= ACTIVITY =
Those lines of the data that hold the word "title" are to be copied out.
┄┄┄┄┄┄
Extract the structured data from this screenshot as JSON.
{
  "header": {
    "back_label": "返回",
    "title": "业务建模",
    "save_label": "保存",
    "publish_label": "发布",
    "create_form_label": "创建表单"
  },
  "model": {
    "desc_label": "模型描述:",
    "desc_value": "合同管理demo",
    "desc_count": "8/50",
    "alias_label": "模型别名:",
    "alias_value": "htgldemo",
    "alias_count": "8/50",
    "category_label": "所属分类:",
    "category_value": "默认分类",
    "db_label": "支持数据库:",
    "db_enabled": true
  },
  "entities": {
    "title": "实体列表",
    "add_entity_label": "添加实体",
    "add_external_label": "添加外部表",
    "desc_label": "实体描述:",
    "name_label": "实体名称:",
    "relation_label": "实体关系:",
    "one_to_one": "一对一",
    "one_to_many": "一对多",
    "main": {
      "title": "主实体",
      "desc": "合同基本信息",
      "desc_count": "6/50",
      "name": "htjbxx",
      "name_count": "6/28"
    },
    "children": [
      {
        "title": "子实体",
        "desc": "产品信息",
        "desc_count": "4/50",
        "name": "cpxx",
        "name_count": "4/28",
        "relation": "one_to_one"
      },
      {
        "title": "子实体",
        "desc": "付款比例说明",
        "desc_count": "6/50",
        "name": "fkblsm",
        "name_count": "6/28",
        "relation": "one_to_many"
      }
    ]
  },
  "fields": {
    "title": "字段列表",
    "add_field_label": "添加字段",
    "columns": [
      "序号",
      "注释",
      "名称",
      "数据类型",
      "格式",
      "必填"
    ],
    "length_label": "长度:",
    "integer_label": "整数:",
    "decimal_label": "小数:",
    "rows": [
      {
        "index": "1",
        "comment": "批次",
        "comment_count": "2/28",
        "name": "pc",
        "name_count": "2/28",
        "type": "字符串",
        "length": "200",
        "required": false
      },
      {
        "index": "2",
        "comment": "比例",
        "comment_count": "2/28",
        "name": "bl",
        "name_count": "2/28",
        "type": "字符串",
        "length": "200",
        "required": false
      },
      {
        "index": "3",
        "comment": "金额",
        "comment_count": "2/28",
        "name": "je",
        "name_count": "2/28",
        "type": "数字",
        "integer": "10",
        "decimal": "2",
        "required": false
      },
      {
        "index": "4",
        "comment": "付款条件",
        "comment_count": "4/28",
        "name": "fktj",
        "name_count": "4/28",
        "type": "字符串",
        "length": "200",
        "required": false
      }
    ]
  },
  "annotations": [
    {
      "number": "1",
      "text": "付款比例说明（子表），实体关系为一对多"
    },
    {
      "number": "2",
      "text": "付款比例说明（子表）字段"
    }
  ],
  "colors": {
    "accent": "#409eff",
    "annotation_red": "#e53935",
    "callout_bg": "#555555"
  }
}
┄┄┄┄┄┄
= TASK RESPONSE =
    "title": "业务建模",
    "title": "实体列表",
      "title": "主实体",
        "title": "子实体",
        "title": "子实体",
    "title": "字段列表",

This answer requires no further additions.